Finding Success Outside of Your Studies: How to Take the Next Step

Need some career advice? In this panel, career specialists will be available to give advice on how to find and secure research positions, and jobs within the industry during and after the students’ undergraduate degrees. The panellists will guide you through your job search, give insight in regards to what to expect during the interview process, and will share some tips to having a successful professional career.

Meet our career specialists below!

Dr. Javed Iqbal (he/him)

Director Science Co-op, University of British Columbia 

Dr. Javed Iqbal is the director of the Science Co-op Programs and an Adjunct Professor of Physics at the University of British Columbia (UBC). At UBC he has taught first year physics for 30 years and has been instrumental in promoting the use of clickers at UBC and other Canadian universities. In 2004, he was awarded the Killam Teaching Prize. Dr. Iqbal received his Doctoral Degree in Theoretical Nuclear Physics from Indiana University and his undergraduate degree from Quaid-e-Azam University (Islamabad, Pakistan).

Interests: Research areas include theoretical nuclear physics, study of symmetry violation in nuclei, computational physics, Co-operative Education and Experiential Education.

For more information on UBC’s Science Co-op, visit this website.

Dr. Kirk Kaminsky (he/him)

Undergraduate Physics Advisor, University of Alberta 

After completing his degree in Applied Mathematics (Co-op) at Waterloo, Kirk completed his PhD in Physics at the University of Alberta. After a postdoctoral fellowship at Caltech in the string theory group, he left physics research for physics teaching — preferring to work with people instead of the number zero. While pursuing a somewhat superfluous after-degree in Education, he was invited to teach physics part-time at the University of Alberta, before becoming a full-time Faculty Lecturer there in 2007. Lured by the educational promise of the smartphone/tablet revolution, he ‘retired’ from teaching in 2014 to pursue independent educational software design on iOS. He was lured back to teaching in 2017 and later assumed the additional role of physics undergraduate advisor at UofA, where he is again full-time — much to the relief of his wife. He has worked for federal government research labs in Ontario and Alberta, Microsoft in Redmond, and has lived in Waterloo, Seattle, Los Angeles (Pasadena) and New York. One of his favourite activities is running in the Edmonton river valley while listening to provocative podcasts. He wishes he was faster.

Interests: Quantum field theory, string theory, mathematics, physics and mathematics education software, physics simulation, C++ and iOS development, running.

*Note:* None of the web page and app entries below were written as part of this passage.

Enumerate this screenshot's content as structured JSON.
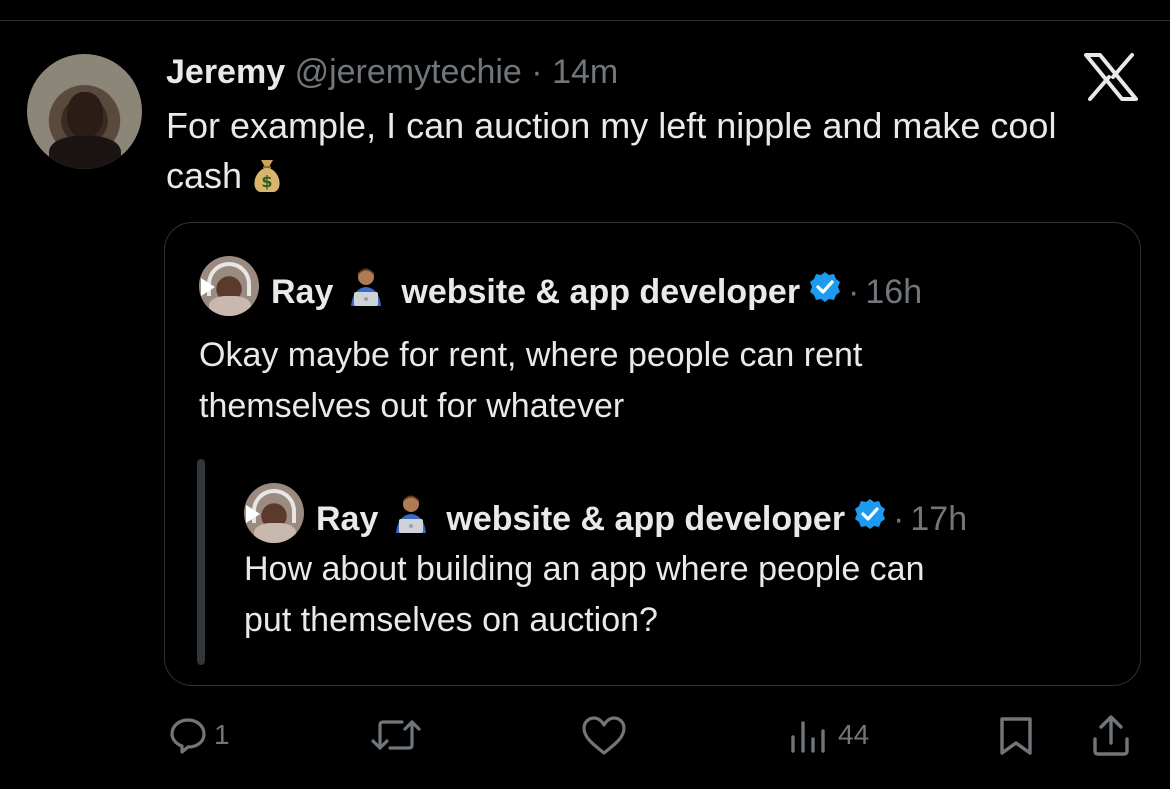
{
  "tweet": {
    "author_name": "Jeremy",
    "author_handle": "@jeremytechie",
    "separator": "·",
    "time": "14m",
    "text": "For example, I can auction my left nipple and make cool cash",
    "emoji": "money-bag"
  },
  "quote": {
    "author_name": "Ray",
    "author_title": "website & app developer",
    "separator": "·",
    "time": "16h",
    "text_line1": "Okay maybe for rent, where people can rent",
    "text_line2": "themselves out for whatever"
  },
  "nested_quote": {
    "author_name": "Ray",
    "author_title": "website & app developer",
    "separator": "·",
    "time": "17h",
    "text_line1": "How about building an app where people can",
    "text_line2": "put themselves on auction?"
  },
  "actions": {
    "reply_count": "1",
    "repost_count": "",
    "like_count": "",
    "views_count": "44"
  },
  "colors": {
    "background": "#000000",
    "text": "#e7e9ea",
    "muted": "#71767b",
    "border": "#2f3336",
    "verified": "#1d9bf0"
  }
}
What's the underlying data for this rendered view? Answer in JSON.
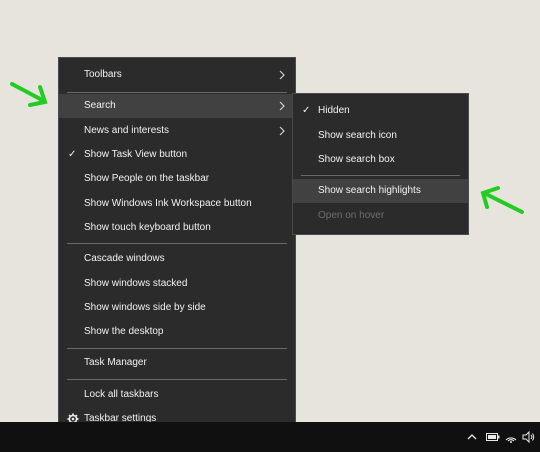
{
  "menu": {
    "items": [
      {
        "label": "Toolbars"
      },
      {
        "label": "Search"
      },
      {
        "label": "News and interests"
      },
      {
        "label": "Show Task View button"
      },
      {
        "label": "Show People on the taskbar"
      },
      {
        "label": "Show Windows Ink Workspace button"
      },
      {
        "label": "Show touch keyboard button"
      },
      {
        "label": "Cascade windows"
      },
      {
        "label": "Show windows stacked"
      },
      {
        "label": "Show windows side by side"
      },
      {
        "label": "Show the desktop"
      },
      {
        "label": "Task Manager"
      },
      {
        "label": "Lock all taskbars"
      },
      {
        "label": "Taskbar settings"
      }
    ]
  },
  "submenu": {
    "items": [
      {
        "label": "Hidden"
      },
      {
        "label": "Show search icon"
      },
      {
        "label": "Show search box"
      },
      {
        "label": "Show search highlights"
      },
      {
        "label": "Open on hover"
      }
    ]
  },
  "icons": {
    "check": "checkmark-icon",
    "chevron": "chevron-right-icon",
    "gear": "gear-icon",
    "tray_up": "chevron-up-icon",
    "battery": "battery-icon",
    "wifi": "wifi-icon",
    "volume": "volume-icon"
  },
  "colors": {
    "menu_bg": "#2b2b2b",
    "hover_bg": "#414141",
    "taskbar": "#101010",
    "annotation_arrow": "#22cc22"
  }
}
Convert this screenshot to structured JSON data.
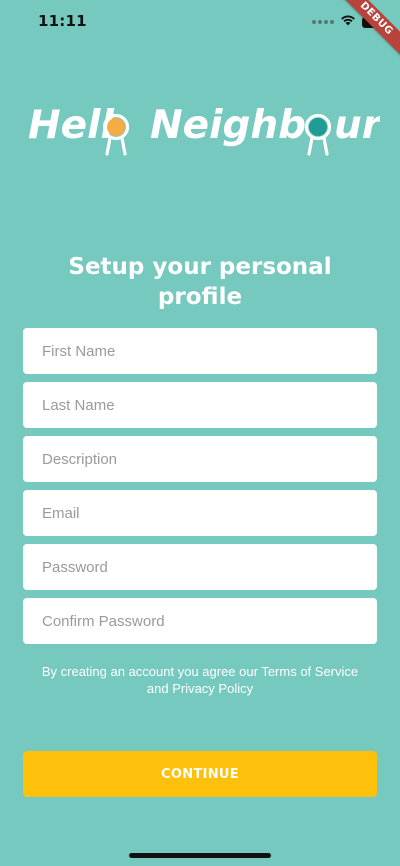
{
  "status_bar": {
    "time": "11:11",
    "icons": [
      "signal-dots-icon",
      "wifi-icon",
      "battery-icon"
    ]
  },
  "debug_banner": "DEBUG",
  "logo": {
    "text": "Hello Neighbour",
    "colors": {
      "text": "#ffffff",
      "first_dot": "#f6ac45",
      "second_dot": "#1f9c94"
    }
  },
  "heading": "Setup your personal profile",
  "form": {
    "first_name_placeholder": "First Name",
    "last_name_placeholder": "Last Name",
    "description_placeholder": "Description",
    "email_placeholder": "Email",
    "password_placeholder": "Password",
    "confirm_password_placeholder": "Confirm Password"
  },
  "terms_text": "By creating an account you agree our Terms of Service and Privacy Policy",
  "continue_label": "CONTINUE",
  "colors": {
    "background": "#76c9bf",
    "button": "#fdc10c",
    "field_background": "#ffffff"
  }
}
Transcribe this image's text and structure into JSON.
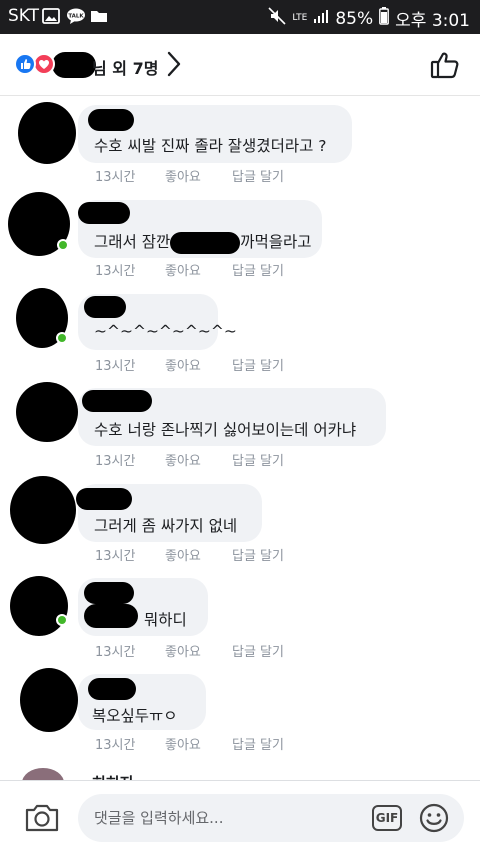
{
  "status_bar": {
    "carrier": "SKT",
    "network": "LTE",
    "battery": "85%",
    "time": "오후 3:01",
    "icons": [
      "image-icon",
      "talk-icon",
      "folder-icon",
      "mute-icon",
      "signal-icon",
      "battery-icon"
    ]
  },
  "header": {
    "reactors_text": "님 외 7명",
    "reaction_icons": [
      "like-reaction-icon",
      "love-reaction-icon"
    ]
  },
  "comments": [
    {
      "text": "수호 씨발 진짜 졸라 잘생겼더라고 ?",
      "time": "13시간",
      "like": "좋아요",
      "reply": "답글 달기"
    },
    {
      "text_before": "그래서 잠깐",
      "text_after": "까먹을라고",
      "time": "13시간",
      "like": "좋아요",
      "reply": "답글 달기"
    },
    {
      "text": "~^~^~^~^~^~",
      "time": "13시간",
      "like": "좋아요",
      "reply": "답글 달기"
    },
    {
      "text": "수호 너랑 존나찍기 싫어보이는데 어카냐",
      "time": "13시간",
      "like": "좋아요",
      "reply": "답글 달기"
    },
    {
      "text": "그러게 좀 싸가지 없네",
      "time": "13시간",
      "like": "좋아요",
      "reply": "답글 달기"
    },
    {
      "text": "뭐하디",
      "time": "13시간",
      "like": "좋아요",
      "reply": "답글 달기"
    },
    {
      "text": "복오싶두ㅠㅇ",
      "time": "13시간",
      "like": "좋아요",
      "reply": "답글 달기"
    }
  ],
  "partial_comment": {
    "text": "히히지"
  },
  "composer": {
    "placeholder": "댓글을 입력하세요...",
    "gif_label": "GIF"
  },
  "colors": {
    "status_bar_bg": "#1d1d1f",
    "bubble_bg": "#f0f2f5",
    "like_blue": "#1877f2",
    "love_red": "#f33e58",
    "online_green": "#42b72a",
    "meta_gray": "#8d949e"
  }
}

Maurice Fernandes (he/him)

Career Education Specialist, *X University 

Maurice Fernandes is an award-winning HR professional with over 20 years of experience specializing in campus recruitment, employment brand, and career education. Maurice’s HR/Recruitment experience has taken him as far west as Silicon Valley and as far east as Prince Edward Island. Maurice was responsible for an early talent acquisition program that was recognized by Canada’s Top Employers for Young People. Maurice has spoken about HR/recruitment best practices and labour trends at a variety of conferences and campuses and contributed to articles for the Globe and Mail and the Canadian HR Reporter. Maurice is currently a member of the Career & Co-op Centre and has the privilege of supporting the talented Faculty of Science Undergraduate student population. When not geeking out over labour trends, Maurice can be found on a softball diamond or obsessing over his fantasy football team and ice cream recipes.

Interests: People and culture, early talent acquisition trends, chaos theory in careers, and cats!

For more information on Ryerson’s Careers and Co-op Center, visit this website.

*For more information regarding the history of the university’s namesake and Indigenous community member’s demands to change the name see: Open Letter from Indigenous students published by the Yellowhead Institute, the Globe and Mail article by Indigenous faculty member Anne Spice, and the work by the Standing Strong (Mash Koh Wee Kah Poo Win) Task Force.